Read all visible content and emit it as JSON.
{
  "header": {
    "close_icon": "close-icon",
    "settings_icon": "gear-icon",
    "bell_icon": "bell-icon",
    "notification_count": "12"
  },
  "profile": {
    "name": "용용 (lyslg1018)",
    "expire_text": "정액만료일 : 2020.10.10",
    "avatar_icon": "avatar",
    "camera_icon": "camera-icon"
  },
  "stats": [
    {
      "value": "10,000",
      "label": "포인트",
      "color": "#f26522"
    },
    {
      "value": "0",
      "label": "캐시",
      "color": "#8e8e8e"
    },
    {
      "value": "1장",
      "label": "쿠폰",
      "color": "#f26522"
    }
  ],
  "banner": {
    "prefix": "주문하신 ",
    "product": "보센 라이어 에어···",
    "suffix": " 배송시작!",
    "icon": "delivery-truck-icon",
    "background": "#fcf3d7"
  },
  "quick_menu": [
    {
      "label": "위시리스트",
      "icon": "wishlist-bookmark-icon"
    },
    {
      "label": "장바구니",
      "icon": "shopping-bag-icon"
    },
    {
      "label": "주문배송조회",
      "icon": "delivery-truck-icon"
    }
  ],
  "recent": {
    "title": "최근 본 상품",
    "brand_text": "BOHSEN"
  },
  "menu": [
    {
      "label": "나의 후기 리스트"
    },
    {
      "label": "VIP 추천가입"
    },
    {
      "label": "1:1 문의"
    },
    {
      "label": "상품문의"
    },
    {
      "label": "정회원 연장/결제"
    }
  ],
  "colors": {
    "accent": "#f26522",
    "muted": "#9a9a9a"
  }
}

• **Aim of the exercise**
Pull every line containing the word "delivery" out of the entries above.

• **The answer**
    "icon": "delivery-truck-icon",
      "icon": "delivery-truck-icon"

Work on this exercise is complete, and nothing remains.